- Opening Delimiter -

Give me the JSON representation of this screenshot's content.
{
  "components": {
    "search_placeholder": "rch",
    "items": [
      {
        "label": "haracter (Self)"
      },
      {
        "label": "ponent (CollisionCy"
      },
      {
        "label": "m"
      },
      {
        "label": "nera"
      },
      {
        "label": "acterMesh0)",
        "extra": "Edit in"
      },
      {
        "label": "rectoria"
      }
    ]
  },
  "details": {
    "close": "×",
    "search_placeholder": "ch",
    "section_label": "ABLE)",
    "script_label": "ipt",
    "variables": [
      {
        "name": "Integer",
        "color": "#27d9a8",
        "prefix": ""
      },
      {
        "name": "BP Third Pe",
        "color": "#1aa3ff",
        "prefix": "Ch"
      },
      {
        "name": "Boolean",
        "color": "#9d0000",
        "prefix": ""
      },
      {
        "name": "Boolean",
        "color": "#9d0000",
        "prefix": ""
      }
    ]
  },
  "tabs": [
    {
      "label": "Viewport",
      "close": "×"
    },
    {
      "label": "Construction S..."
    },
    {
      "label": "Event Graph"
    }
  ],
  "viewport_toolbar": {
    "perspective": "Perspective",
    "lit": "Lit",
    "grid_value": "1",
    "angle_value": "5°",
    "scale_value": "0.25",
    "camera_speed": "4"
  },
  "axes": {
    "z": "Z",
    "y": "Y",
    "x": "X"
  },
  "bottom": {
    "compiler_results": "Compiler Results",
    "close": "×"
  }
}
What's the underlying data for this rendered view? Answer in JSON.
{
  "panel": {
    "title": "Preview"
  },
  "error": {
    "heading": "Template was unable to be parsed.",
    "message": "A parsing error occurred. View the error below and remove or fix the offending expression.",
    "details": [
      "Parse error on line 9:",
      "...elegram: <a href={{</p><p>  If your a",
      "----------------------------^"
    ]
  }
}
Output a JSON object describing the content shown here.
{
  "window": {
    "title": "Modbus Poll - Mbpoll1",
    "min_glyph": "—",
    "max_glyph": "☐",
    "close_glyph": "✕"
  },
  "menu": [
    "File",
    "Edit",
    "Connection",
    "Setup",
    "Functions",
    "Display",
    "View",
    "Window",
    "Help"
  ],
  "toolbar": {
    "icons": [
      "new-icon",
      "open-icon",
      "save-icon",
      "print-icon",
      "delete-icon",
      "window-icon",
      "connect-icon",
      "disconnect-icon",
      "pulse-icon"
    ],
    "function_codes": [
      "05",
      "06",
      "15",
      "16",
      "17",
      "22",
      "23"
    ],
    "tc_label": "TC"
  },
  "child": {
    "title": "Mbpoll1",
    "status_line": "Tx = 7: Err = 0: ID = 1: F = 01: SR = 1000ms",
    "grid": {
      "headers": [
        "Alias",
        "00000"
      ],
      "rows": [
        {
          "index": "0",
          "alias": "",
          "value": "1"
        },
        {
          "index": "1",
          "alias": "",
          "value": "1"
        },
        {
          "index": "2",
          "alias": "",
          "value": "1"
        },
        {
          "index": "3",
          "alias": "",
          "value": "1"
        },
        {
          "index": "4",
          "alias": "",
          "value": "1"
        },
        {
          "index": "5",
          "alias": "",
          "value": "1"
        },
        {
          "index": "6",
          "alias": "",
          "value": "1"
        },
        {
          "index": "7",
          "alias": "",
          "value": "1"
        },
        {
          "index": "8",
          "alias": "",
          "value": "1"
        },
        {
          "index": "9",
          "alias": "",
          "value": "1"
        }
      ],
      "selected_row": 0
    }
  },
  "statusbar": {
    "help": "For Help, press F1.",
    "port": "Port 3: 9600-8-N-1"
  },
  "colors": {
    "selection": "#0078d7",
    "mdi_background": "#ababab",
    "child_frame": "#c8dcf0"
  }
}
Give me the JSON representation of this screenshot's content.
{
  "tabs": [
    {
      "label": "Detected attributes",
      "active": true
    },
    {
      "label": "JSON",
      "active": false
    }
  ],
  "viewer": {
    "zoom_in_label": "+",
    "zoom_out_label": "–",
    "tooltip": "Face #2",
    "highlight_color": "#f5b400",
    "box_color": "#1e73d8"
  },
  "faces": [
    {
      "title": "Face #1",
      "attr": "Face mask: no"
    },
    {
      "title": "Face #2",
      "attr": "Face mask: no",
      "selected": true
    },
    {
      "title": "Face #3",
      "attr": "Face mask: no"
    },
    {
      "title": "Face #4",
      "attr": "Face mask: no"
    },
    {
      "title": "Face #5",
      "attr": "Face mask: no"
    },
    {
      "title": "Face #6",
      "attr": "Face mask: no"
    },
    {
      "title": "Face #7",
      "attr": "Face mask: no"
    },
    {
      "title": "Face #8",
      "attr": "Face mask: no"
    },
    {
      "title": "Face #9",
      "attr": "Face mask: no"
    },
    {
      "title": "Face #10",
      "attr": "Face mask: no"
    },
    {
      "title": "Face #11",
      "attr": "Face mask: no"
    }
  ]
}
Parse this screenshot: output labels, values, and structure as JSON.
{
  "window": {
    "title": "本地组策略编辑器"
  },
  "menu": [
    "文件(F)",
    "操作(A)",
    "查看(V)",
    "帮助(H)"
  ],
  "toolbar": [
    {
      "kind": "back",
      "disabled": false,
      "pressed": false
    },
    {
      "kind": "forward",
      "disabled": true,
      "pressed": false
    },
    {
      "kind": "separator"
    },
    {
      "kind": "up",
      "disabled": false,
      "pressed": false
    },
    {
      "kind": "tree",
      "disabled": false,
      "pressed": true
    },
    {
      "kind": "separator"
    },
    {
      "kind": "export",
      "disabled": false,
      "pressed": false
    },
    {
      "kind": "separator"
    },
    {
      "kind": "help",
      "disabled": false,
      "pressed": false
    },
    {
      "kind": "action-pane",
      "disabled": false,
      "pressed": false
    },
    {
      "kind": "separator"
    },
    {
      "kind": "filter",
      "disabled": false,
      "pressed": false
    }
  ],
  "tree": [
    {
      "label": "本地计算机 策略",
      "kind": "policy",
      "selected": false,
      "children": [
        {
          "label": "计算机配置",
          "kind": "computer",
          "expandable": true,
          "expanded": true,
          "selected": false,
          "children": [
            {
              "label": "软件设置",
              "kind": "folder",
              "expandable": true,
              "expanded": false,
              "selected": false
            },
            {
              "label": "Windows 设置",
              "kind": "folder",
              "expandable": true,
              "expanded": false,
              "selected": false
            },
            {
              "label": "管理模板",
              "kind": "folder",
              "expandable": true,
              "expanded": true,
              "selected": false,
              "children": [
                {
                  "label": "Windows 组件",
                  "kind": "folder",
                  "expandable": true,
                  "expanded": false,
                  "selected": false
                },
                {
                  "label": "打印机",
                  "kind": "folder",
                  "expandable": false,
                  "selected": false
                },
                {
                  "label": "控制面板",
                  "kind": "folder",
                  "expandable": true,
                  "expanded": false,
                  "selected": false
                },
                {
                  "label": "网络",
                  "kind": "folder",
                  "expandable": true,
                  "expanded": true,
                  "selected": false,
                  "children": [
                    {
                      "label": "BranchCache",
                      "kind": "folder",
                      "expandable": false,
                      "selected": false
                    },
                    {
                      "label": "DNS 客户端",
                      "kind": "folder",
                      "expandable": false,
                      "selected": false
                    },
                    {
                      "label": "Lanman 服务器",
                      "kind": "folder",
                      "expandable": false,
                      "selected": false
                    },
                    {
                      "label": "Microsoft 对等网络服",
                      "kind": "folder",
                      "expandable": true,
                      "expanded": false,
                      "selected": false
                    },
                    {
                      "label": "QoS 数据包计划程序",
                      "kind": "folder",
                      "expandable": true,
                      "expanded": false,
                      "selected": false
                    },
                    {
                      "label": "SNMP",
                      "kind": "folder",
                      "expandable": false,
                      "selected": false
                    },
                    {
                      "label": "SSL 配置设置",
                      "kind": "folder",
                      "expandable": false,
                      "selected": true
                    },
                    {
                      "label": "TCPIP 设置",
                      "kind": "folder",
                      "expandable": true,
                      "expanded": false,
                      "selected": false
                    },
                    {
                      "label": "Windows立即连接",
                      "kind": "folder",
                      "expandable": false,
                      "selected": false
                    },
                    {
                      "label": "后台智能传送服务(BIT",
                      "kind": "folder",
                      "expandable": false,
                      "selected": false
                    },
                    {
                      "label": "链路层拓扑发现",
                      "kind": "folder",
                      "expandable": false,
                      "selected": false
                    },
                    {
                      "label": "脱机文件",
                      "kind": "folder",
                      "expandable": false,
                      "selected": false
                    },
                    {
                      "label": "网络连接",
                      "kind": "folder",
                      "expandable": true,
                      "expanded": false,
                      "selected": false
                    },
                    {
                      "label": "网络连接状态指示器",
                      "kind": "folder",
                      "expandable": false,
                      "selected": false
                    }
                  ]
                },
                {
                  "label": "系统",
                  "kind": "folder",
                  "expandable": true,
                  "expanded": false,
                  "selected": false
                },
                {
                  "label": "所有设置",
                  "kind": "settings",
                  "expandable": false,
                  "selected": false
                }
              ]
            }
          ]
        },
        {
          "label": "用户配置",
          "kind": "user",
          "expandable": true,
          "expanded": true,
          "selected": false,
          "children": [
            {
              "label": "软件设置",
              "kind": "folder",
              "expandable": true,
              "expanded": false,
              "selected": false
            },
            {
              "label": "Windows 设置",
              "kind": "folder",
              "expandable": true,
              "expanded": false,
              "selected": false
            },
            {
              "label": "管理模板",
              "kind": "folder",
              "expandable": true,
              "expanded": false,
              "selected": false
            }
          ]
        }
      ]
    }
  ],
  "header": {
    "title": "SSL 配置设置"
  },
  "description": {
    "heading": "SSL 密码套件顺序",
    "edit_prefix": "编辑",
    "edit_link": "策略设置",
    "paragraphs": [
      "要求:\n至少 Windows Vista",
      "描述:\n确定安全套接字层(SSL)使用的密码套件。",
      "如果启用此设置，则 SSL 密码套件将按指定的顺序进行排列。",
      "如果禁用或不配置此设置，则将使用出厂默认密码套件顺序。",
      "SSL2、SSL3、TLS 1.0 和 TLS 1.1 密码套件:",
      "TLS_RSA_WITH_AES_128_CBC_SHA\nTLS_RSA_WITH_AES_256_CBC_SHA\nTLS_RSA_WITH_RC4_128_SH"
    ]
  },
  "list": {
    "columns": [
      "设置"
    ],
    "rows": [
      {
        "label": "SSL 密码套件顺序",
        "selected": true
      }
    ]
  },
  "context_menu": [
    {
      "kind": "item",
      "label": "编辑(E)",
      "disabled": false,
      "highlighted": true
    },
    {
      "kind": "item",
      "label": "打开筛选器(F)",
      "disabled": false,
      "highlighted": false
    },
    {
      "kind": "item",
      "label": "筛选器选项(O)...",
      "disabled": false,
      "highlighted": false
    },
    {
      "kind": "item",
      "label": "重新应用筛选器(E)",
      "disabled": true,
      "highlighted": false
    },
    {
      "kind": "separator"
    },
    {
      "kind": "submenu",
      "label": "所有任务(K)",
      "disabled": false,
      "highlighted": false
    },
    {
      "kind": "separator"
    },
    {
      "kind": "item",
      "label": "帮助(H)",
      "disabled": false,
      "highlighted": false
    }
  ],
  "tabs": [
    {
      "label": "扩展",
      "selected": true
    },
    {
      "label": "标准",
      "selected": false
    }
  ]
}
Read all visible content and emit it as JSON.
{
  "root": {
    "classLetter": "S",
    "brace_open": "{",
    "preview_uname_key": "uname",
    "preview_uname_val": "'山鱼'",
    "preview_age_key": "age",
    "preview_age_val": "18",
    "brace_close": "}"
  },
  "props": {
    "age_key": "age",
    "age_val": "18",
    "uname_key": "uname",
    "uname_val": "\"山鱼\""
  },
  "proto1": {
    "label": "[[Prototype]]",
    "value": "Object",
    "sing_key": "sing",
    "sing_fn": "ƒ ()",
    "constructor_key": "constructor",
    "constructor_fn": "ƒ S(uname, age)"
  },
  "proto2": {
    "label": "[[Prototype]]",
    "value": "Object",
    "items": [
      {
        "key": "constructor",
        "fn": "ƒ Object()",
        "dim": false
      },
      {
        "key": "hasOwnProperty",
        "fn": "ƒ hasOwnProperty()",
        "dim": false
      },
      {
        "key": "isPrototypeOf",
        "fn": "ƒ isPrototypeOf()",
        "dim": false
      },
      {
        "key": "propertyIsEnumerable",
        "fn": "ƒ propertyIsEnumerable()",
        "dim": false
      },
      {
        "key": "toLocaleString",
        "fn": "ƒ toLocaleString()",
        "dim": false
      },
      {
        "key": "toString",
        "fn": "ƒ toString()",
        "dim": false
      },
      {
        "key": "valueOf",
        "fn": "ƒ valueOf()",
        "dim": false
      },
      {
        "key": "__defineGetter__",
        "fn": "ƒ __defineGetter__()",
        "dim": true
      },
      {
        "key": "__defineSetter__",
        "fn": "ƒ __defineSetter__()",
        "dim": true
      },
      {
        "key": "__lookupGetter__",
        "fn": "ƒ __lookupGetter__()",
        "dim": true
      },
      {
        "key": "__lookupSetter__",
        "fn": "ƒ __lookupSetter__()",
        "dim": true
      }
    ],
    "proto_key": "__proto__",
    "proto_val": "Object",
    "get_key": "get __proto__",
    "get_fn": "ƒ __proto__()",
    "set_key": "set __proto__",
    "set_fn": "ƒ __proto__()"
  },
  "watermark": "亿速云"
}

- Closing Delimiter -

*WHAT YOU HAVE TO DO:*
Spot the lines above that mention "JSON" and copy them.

*RESPONSE TO THE TASK:*
Give me the JSON representation of this screenshot's content.
What's the underlying data for this rendered view? Answer in JSON.
Output a JSON object describing the content shown here.
Give me the JSON representation of this screenshot's content.
      "label": "JSON",
Parse this screenshot: output labels, values, and structure as JSON.
Read all visible content and emit it as JSON.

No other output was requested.